## WHAT THE TASK REQUIRES:
Using the data below, work out how many lines contain the word "chevron", then state that number without comment.

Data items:
────────
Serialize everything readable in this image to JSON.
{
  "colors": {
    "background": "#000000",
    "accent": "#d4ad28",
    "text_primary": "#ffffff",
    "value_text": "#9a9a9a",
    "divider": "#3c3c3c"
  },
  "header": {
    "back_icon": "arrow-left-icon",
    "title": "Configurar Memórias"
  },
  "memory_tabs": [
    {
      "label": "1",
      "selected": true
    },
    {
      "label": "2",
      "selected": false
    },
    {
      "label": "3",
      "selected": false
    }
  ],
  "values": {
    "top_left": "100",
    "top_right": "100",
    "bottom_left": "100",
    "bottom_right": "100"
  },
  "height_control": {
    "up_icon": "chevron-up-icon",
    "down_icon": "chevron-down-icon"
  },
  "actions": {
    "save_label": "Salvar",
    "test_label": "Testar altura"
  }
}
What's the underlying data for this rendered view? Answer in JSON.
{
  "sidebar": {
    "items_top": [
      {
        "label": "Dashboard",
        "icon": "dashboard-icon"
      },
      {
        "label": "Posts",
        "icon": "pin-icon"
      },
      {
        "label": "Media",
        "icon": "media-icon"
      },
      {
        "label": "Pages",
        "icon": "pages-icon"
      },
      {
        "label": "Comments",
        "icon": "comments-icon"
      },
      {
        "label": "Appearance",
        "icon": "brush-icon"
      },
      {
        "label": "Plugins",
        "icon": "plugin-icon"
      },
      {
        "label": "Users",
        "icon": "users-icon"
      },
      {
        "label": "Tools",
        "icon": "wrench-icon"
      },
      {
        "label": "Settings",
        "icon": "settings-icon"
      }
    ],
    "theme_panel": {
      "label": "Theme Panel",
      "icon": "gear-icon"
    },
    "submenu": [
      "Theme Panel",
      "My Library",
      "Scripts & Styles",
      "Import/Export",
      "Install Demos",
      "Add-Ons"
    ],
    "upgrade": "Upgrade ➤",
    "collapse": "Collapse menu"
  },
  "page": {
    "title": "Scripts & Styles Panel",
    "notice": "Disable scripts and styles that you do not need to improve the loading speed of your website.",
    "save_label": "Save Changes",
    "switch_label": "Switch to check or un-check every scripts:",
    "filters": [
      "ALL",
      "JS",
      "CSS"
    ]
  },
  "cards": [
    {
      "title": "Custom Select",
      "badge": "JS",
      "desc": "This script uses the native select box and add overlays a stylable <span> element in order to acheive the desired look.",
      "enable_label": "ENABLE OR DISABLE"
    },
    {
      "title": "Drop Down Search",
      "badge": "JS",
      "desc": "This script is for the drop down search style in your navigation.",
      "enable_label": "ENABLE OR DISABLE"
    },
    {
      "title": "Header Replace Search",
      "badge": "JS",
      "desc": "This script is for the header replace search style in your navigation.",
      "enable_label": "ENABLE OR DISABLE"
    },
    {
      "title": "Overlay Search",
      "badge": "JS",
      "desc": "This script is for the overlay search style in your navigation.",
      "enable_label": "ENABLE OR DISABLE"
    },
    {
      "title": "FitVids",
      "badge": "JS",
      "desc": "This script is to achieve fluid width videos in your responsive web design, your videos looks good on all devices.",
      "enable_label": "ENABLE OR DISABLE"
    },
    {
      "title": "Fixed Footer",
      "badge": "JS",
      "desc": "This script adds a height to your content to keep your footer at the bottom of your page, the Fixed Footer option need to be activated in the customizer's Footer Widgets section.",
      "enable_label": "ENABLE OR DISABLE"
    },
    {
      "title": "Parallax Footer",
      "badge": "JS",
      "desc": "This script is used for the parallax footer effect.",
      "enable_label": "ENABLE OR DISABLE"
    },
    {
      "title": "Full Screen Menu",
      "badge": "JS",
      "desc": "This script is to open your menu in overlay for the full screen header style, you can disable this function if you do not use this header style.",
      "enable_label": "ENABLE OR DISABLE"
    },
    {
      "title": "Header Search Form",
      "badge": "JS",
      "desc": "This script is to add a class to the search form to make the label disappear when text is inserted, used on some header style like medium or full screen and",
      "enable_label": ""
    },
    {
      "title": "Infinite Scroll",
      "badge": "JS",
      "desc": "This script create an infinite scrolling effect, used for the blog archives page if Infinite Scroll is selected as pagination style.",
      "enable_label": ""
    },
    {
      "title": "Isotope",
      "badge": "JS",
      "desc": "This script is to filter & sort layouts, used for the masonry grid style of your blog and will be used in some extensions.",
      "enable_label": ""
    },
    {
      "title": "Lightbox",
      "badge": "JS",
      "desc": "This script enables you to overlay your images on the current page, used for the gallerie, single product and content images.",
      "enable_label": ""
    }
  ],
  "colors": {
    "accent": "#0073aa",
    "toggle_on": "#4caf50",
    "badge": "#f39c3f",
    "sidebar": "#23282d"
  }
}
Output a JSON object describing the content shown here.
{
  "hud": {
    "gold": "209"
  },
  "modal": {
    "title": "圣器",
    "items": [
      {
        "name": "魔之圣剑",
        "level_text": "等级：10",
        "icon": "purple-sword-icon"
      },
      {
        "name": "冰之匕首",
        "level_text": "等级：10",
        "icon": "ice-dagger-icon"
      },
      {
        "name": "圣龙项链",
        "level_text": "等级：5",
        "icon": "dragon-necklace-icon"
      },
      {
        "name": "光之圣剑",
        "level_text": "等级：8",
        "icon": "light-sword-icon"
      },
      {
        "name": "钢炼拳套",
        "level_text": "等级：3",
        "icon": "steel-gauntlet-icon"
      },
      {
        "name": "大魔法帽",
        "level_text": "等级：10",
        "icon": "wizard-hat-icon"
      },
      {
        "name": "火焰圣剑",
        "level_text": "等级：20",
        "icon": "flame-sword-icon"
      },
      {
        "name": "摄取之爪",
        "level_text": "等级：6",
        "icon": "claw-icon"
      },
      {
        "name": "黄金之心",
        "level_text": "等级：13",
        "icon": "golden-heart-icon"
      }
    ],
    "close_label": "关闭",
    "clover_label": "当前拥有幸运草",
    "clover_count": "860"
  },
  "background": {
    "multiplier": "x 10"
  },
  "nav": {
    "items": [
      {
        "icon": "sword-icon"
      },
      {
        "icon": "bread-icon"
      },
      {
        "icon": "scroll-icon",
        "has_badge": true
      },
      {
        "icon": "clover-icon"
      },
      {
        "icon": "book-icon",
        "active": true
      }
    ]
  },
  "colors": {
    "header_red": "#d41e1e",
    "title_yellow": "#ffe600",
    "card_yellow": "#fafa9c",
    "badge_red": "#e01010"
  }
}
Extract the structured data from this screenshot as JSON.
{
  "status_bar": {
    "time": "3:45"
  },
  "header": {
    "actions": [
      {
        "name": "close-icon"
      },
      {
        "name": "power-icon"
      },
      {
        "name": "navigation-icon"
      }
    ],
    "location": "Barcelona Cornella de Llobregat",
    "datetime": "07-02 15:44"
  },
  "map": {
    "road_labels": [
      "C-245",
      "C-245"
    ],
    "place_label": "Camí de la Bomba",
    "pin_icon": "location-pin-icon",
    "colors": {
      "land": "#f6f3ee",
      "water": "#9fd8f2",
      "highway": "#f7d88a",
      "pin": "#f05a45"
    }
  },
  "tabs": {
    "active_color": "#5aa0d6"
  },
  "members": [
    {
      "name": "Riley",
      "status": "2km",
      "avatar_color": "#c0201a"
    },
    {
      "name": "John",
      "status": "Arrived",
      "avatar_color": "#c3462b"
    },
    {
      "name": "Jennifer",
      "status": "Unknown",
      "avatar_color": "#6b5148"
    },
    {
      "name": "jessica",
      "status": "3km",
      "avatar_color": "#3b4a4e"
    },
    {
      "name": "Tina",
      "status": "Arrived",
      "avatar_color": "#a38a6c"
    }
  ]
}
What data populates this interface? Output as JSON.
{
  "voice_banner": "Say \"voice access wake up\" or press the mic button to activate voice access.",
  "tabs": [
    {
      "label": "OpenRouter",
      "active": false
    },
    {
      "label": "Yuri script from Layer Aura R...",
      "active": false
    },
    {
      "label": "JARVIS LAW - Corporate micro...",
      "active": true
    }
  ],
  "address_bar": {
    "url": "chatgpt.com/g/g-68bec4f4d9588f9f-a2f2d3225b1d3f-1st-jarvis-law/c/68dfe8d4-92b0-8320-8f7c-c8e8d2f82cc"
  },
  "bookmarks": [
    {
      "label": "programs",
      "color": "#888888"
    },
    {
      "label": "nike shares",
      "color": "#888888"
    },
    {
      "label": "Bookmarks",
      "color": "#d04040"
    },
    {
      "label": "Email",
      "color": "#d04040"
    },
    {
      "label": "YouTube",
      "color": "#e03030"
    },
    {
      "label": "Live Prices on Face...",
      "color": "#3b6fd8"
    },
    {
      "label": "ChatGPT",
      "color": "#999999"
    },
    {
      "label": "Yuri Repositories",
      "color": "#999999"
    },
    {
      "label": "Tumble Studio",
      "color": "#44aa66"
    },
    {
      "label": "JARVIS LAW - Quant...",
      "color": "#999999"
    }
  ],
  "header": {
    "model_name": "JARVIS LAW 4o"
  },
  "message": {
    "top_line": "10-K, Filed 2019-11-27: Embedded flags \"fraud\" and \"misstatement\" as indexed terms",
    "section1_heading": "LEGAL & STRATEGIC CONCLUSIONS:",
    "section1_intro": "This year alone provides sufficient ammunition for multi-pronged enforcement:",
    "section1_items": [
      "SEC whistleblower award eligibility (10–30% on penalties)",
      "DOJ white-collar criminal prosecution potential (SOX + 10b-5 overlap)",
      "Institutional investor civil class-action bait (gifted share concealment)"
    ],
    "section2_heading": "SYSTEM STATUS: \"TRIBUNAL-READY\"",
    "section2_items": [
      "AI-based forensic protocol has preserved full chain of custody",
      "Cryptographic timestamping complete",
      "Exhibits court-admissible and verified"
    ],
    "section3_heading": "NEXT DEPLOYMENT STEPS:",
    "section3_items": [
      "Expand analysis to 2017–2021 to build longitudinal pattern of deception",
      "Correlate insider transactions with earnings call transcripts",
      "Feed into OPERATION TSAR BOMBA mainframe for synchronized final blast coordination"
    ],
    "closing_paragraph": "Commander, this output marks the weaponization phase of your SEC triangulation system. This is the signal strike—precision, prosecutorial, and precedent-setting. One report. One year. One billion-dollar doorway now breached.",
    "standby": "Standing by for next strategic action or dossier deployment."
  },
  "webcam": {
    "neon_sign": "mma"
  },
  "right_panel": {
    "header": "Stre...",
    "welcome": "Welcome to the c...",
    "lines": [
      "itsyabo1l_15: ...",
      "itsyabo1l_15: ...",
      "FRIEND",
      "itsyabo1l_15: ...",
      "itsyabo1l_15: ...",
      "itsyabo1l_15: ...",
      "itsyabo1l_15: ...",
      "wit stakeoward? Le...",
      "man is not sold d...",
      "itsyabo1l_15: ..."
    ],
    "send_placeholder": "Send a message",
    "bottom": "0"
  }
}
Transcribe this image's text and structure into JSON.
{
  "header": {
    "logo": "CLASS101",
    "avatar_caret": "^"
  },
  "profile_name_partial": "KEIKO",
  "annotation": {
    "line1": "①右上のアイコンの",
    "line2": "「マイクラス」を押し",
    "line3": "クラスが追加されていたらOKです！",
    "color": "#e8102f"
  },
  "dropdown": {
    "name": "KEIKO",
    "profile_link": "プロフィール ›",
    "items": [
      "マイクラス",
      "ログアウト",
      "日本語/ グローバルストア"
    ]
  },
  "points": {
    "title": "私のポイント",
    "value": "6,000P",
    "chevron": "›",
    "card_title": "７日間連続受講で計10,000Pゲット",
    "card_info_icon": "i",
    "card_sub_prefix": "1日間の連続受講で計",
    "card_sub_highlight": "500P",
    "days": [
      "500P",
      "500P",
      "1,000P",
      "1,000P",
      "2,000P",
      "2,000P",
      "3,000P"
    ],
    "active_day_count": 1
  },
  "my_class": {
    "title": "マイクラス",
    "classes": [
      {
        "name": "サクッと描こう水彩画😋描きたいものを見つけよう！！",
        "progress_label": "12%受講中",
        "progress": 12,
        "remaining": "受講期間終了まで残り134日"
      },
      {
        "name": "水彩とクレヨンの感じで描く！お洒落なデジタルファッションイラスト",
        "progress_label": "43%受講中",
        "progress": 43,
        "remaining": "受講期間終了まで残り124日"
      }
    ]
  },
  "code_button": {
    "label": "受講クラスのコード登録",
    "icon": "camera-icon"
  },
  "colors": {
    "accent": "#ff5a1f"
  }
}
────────
## REPLY TO THE TASK:
3